#### [How to complete this task]
Reprint the entire listing exactly.
:: Records supplied
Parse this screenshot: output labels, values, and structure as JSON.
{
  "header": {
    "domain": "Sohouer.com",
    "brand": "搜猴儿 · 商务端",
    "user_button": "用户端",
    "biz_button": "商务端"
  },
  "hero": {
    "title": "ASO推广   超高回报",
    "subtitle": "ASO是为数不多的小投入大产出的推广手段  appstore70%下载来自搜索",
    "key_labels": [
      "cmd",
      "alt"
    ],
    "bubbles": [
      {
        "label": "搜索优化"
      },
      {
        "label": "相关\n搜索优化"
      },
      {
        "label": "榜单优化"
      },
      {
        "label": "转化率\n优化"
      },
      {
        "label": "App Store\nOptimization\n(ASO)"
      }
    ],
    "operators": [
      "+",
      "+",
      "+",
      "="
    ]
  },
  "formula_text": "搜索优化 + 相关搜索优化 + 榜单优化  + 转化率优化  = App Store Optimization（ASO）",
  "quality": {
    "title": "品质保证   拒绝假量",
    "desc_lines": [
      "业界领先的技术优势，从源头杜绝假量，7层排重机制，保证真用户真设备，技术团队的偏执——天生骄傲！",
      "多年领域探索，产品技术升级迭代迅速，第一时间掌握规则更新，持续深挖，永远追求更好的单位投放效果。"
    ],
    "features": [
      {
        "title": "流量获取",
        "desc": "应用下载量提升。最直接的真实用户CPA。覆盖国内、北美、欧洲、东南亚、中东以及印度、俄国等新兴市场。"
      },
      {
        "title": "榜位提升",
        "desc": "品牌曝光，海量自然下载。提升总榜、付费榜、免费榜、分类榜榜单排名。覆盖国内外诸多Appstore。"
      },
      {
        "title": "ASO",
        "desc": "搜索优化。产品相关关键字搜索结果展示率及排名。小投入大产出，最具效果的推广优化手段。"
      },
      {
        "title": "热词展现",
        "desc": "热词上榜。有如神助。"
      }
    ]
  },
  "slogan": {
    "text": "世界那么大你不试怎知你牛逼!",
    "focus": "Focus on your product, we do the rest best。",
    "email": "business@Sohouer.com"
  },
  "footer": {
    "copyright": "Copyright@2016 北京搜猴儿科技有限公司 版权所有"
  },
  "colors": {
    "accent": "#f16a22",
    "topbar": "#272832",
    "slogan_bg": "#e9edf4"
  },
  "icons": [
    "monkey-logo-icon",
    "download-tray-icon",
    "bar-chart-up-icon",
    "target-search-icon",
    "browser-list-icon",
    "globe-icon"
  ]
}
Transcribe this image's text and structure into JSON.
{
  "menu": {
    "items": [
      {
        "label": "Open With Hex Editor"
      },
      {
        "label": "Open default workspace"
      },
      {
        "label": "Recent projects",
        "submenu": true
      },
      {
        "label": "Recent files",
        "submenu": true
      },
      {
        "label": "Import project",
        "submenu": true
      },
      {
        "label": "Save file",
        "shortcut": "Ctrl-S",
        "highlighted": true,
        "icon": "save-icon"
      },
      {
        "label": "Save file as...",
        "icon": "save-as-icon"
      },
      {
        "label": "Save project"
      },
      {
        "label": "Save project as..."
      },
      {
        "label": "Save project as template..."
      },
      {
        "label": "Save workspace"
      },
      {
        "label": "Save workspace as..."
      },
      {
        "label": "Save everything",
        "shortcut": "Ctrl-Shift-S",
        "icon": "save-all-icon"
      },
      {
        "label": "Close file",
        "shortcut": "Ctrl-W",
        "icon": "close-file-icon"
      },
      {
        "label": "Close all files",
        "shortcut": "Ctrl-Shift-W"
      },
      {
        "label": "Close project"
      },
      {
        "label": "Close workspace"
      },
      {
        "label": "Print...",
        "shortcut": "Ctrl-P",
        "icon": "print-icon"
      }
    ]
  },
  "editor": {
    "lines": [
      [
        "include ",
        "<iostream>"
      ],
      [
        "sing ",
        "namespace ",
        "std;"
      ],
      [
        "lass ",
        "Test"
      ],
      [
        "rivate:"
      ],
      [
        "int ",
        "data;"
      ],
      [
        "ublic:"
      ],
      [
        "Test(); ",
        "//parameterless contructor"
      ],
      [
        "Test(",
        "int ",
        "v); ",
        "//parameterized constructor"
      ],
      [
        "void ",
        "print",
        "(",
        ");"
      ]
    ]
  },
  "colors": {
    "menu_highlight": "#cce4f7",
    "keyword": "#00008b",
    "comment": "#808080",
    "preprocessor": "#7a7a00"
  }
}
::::
#### [Result]
Parse this screenshot: output labels, values, and structure as JSON.
{
  "header": {
    "domain": "Sohouer.com",
    "brand": "搜猴儿 · 商务端",
    "user_button": "用户端",
    "biz_button": "商务端"
  },
  "hero": {
    "title": "ASO推广   超高回报",
    "subtitle": "ASO是为数不多的小投入大产出的推广手段  appstore70%下载来自搜索",
    "key_labels": [
      "cmd",
      "alt"
    ],
    "bubbles": [
      {
        "label": "搜索优化"
      },
      {
        "label": "相关\n搜索优化"
      },
      {
        "label": "榜单优化"
      },
      {
        "label": "转化率\n优化"
      },
      {
        "label": "App Store\nOptimization\n(ASO)"
      }
    ],
    "operators": [
      "+",
      "+",
      "+",
      "="
    ]
  },
  "formula_text": "搜索优化 + 相关搜索优化 + 榜单优化  + 转化率优化  = App Store Optimization（ASO）",
  "quality": {
    "title": "品质保证   拒绝假量",
    "desc_lines": [
      "业界领先的技术优势，从源头杜绝假量，7层排重机制，保证真用户真设备，技术团队的偏执——天生骄傲！",
      "多年领域探索，产品技术升级迭代迅速，第一时间掌握规则更新，持续深挖，永远追求更好的单位投放效果。"
    ],
    "features": [
      {
        "title": "流量获取",
        "desc": "应用下载量提升。最直接的真实用户CPA。覆盖国内、北美、欧洲、东南亚、中东以及印度、俄国等新兴市场。"
      },
      {
        "title": "榜位提升",
        "desc": "品牌曝光，海量自然下载。提升总榜、付费榜、免费榜、分类榜榜单排名。覆盖国内外诸多Appstore。"
      },
      {
        "title": "ASO",
        "desc": "搜索优化。产品相关关键字搜索结果展示率及排名。小投入大产出，最具效果的推广优化手段。"
      },
      {
        "title": "热词展现",
        "desc": "热词上榜。有如神助。"
      }
    ]
  },
  "slogan": {
    "text": "世界那么大你不试怎知你牛逼!",
    "focus": "Focus on your product, we do the rest best。",
    "email": "business@Sohouer.com"
  },
  "footer": {
    "copyright": "Copyright@2016 北京搜猴儿科技有限公司 版权所有"
  },
  "colors": {
    "accent": "#f16a22",
    "topbar": "#272832",
    "slogan_bg": "#e9edf4"
  },
  "icons": [
    "monkey-logo-icon",
    "download-tray-icon",
    "bar-chart-up-icon",
    "target-search-icon",
    "browser-list-icon",
    "globe-icon"
  ]
}
Transcribe this image's text and structure into JSON.
{
  "menu": {
    "items": [
      {
        "label": "Open With Hex Editor"
      },
      {
        "label": "Open default workspace"
      },
      {
        "label": "Recent projects",
        "submenu": true
      },
      {
        "label": "Recent files",
        "submenu": true
      },
      {
        "label": "Import project",
        "submenu": true
      },
      {
        "label": "Save file",
        "shortcut": "Ctrl-S",
        "highlighted": true,
        "icon": "save-icon"
      },
      {
        "label": "Save file as...",
        "icon": "save-as-icon"
      },
      {
        "label": "Save project"
      },
      {
        "label": "Save project as..."
      },
      {
        "label": "Save project as template..."
      },
      {
        "label": "Save workspace"
      },
      {
        "label": "Save workspace as..."
      },
      {
        "label": "Save everything",
        "shortcut": "Ctrl-Shift-S",
        "icon": "save-all-icon"
      },
      {
        "label": "Close file",
        "shortcut": "Ctrl-W",
        "icon": "close-file-icon"
      },
      {
        "label": "Close all files",
        "shortcut": "Ctrl-Shift-W"
      },
      {
        "label": "Close project"
      },
      {
        "label": "Close workspace"
      },
      {
        "label": "Print...",
        "shortcut": "Ctrl-P",
        "icon": "print-icon"
      }
    ]
  },
  "editor": {
    "lines": [
      [
        "include ",
        "<iostream>"
      ],
      [
        "sing ",
        "namespace ",
        "std;"
      ],
      [
        "lass ",
        "Test"
      ],
      [
        "rivate:"
      ],
      [
        "int ",
        "data;"
      ],
      [
        "ublic:"
      ],
      [
        "Test(); ",
        "//parameterless contructor"
      ],
      [
        "Test(",
        "int ",
        "v); ",
        "//parameterized constructor"
      ],
      [
        "void ",
        "print",
        "(",
        ");"
      ]
    ]
  },
  "colors": {
    "menu_highlight": "#cce4f7",
    "keyword": "#00008b",
    "comment": "#808080",
    "preprocessor": "#7a7a00"
  }
}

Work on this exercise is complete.